Materials for antiferromagnetic spintronics


Analogously to modern electronics and its relation to the electric charge, spintronics aims at harnessing the spin degree of freedom. A precondition is the existence of spin-involving physical phenomena that can be practically utilized, and the availability of a suitable material that makes it possible to fabricate devices. For a long time, ferromagnets seemed to be the natural material to accommodate and exploit the spin-dependent effects. However, some of the fundamental properties of ferromagnets turned out to severely limit their applicability. This concerns in particular their limited operational speed (due to slow magnetic dynamics), their sensitivity to perturbing magnetic fields, and their limited integration density (due to stray magnetic field).

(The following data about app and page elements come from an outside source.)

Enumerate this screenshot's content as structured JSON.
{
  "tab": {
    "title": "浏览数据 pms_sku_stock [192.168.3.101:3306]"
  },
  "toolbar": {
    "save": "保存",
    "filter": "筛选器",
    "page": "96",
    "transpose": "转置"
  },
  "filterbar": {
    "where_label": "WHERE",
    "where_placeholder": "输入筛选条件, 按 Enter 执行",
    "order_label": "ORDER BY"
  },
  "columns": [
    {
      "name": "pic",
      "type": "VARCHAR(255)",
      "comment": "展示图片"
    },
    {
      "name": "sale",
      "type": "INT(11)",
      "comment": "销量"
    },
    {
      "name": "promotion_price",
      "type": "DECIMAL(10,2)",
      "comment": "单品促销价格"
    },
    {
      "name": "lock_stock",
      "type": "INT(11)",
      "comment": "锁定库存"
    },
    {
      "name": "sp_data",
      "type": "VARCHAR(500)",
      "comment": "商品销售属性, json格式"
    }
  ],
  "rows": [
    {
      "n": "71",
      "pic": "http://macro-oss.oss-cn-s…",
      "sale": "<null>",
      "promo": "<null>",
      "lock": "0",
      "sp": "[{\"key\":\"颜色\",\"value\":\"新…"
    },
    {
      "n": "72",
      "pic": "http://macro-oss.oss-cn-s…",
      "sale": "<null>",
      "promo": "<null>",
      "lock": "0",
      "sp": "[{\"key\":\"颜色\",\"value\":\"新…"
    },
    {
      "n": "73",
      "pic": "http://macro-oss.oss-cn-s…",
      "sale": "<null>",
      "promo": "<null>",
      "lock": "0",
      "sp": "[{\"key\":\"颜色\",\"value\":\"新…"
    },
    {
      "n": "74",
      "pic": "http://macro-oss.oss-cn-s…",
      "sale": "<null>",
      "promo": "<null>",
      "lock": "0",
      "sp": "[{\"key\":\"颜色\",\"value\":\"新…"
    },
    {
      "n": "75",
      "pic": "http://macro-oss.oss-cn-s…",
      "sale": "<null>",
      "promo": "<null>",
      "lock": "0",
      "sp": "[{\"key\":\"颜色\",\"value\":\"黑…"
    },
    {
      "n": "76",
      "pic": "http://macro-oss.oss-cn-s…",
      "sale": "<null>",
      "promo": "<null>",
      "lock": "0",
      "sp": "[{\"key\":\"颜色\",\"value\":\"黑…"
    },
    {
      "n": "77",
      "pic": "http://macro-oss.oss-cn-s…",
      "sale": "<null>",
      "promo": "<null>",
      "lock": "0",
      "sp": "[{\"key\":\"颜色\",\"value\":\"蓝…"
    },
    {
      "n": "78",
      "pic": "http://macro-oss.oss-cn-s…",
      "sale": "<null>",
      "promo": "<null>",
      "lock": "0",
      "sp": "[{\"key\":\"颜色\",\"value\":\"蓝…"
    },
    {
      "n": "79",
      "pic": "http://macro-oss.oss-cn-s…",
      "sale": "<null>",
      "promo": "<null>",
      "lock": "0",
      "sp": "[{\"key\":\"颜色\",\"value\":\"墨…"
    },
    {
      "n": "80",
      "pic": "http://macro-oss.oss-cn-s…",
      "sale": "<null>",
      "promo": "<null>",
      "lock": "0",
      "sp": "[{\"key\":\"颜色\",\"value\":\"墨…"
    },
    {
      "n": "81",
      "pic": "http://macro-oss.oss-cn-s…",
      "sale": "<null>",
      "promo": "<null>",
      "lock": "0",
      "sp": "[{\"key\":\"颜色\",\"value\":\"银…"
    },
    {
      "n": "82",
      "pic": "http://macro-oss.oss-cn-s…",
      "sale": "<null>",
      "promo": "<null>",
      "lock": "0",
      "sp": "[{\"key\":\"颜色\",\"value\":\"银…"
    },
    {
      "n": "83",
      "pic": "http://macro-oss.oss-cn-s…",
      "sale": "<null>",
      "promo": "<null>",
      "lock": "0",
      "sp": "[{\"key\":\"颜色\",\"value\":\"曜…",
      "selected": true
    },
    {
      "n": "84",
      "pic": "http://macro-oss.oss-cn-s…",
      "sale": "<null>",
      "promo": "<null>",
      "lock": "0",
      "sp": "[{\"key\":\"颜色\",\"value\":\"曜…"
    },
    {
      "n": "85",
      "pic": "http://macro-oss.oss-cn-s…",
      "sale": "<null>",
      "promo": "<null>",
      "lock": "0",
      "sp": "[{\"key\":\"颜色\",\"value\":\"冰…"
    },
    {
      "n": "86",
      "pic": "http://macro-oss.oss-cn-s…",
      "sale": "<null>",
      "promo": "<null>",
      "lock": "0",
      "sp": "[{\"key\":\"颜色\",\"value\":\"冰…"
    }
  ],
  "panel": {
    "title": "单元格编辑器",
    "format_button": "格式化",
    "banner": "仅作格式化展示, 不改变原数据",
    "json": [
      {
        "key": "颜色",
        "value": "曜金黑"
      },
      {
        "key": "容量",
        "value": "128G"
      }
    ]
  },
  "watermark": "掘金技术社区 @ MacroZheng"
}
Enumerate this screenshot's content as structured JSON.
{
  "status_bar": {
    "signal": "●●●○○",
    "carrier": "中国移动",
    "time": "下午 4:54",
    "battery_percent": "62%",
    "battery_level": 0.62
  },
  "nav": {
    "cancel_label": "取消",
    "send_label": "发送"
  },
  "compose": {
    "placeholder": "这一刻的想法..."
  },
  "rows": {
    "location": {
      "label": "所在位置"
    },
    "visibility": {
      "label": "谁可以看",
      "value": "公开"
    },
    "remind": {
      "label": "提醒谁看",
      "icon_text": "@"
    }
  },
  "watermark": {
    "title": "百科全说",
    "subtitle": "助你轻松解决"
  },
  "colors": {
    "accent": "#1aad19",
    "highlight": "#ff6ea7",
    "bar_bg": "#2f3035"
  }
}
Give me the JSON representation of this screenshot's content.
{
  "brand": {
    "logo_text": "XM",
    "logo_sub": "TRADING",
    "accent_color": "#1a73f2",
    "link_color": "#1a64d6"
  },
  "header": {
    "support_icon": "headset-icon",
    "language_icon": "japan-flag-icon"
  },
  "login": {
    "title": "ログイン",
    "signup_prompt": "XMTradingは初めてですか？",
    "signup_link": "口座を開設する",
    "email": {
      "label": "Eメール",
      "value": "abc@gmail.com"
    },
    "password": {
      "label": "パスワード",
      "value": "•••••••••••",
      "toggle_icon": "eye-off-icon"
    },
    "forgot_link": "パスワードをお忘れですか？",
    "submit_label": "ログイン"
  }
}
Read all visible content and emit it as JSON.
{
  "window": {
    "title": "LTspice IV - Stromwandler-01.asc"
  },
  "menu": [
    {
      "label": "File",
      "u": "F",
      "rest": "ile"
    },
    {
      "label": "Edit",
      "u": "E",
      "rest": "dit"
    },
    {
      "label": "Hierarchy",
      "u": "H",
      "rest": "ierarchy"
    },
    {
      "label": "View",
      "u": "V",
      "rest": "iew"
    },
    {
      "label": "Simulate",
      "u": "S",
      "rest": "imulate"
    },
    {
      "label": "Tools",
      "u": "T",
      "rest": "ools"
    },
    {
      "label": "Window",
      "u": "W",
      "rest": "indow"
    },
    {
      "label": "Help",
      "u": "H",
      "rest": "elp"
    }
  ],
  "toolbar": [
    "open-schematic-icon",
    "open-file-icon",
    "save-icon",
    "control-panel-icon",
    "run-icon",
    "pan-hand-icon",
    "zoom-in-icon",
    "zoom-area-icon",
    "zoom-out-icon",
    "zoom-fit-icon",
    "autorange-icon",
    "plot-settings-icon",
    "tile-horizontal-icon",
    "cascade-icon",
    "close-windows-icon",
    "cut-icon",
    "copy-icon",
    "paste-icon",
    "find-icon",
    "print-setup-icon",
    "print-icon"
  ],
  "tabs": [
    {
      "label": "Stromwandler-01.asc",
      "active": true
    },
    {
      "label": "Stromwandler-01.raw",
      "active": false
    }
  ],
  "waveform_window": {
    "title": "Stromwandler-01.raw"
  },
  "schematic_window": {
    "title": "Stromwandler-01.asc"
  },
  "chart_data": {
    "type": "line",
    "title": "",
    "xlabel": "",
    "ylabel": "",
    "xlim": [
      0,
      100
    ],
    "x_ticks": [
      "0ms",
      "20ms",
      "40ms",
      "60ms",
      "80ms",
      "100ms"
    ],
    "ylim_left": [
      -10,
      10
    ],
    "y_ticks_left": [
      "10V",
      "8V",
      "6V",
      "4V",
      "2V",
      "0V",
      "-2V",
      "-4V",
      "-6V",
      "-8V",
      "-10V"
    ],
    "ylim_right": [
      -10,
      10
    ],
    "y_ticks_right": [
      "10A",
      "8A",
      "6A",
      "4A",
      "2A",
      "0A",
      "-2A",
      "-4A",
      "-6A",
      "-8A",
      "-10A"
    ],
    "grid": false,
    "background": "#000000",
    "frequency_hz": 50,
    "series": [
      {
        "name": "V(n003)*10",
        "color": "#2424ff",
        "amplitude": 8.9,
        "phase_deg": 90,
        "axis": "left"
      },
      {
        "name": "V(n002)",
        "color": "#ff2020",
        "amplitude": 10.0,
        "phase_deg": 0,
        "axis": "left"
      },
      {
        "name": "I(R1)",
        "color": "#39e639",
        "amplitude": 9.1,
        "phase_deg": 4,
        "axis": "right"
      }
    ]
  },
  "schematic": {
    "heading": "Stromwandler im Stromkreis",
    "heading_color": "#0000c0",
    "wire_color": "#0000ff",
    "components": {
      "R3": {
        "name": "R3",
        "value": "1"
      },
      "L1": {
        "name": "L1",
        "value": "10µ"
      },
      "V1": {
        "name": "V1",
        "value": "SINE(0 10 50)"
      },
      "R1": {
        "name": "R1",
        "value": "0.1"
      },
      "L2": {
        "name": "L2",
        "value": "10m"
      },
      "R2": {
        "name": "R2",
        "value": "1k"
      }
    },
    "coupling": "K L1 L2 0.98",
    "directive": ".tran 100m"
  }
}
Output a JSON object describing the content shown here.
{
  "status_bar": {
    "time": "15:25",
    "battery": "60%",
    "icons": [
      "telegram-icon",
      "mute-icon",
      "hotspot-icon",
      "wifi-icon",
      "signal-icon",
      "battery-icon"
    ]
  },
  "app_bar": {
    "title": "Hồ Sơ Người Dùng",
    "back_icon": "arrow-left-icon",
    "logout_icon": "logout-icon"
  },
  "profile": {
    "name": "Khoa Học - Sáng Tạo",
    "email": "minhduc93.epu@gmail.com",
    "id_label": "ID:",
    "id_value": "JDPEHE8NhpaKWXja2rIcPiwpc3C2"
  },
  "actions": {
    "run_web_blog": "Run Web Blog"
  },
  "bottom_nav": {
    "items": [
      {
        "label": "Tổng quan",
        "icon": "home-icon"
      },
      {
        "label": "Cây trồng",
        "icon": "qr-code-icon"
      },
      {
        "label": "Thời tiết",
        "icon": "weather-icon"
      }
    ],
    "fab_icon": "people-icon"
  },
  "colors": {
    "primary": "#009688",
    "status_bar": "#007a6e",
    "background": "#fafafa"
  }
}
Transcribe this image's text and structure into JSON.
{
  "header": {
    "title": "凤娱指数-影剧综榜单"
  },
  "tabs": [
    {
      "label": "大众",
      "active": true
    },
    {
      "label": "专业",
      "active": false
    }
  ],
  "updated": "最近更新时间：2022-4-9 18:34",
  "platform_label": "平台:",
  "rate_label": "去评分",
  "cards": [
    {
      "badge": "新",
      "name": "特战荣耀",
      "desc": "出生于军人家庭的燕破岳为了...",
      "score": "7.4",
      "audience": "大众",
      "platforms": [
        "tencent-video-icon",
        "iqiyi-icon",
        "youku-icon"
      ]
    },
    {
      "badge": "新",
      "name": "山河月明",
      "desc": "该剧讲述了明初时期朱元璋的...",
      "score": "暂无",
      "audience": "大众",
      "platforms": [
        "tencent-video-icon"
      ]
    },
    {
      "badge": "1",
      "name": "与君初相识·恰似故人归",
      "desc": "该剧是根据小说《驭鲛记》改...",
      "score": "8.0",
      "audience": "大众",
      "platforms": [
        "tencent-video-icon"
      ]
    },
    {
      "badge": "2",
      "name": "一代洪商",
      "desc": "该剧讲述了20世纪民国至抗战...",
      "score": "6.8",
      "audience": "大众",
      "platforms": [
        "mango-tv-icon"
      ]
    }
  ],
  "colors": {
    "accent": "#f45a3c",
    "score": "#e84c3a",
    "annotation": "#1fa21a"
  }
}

Antiferromagnets have long been regarded as useless because of the prohibitively strong magnetic fields required to control their magnetic state. Recently, a new mechanism has been discovered capable of reorienting the magnetic order in an antiferromagnet with a special crystal symmetry by electric current [1]. This breakthrough was followed by a boom of interest in spintronics based on antiferromagnets. The Institute of Physics of the Czech Academy of Sciences plays a major role in this research.

So far, tetragonal semimetallic CuMnAs represents a key material in antiferromagnetic spintronics. It is grown in a thin-film form by the technology of molecular beam epitaxy. Whereas pure stoichiometric CuMnAs has been intensively studied and their properties and optimum growth protocols are known [2], other members of the I-Mn-V family remain virtually unexplored. The aim of the proposed PhD project is to synthesize these materials using molecular beam epitaxy and to study and optimize their properties with respect to spintronic functionality.

A successful student is expected to get familiar not only with our MBE growth systems but also with other thin-film fabrication methods (e-beam evaporation, magnetron sputtering), material characterization methods (SEM, TEM, X-ray diffraction), device fabrication (optical and e-beam lithography) and basic electronic transport characterization. The project is a part of an extended international collaboration, therefore we expect active participation in measurements in various laboratories abroad.

We offer a full-time PhD-student position in the Institute of Physics of the Czech Academy of Sciences.

Prerequisite knowledge: basics in quantum mechanics and solid-state physics, computer and experimental skills, a good knowledge of English

[1] P. Wadley et al.: Electrical switching of an antiferromagnet. Science 351, 587-590 (2015)

[2] F. Křížek et al.: Molecular beam epitaxy of CuMnAs. Phys. Rev. Materials 4, 014409 (2020)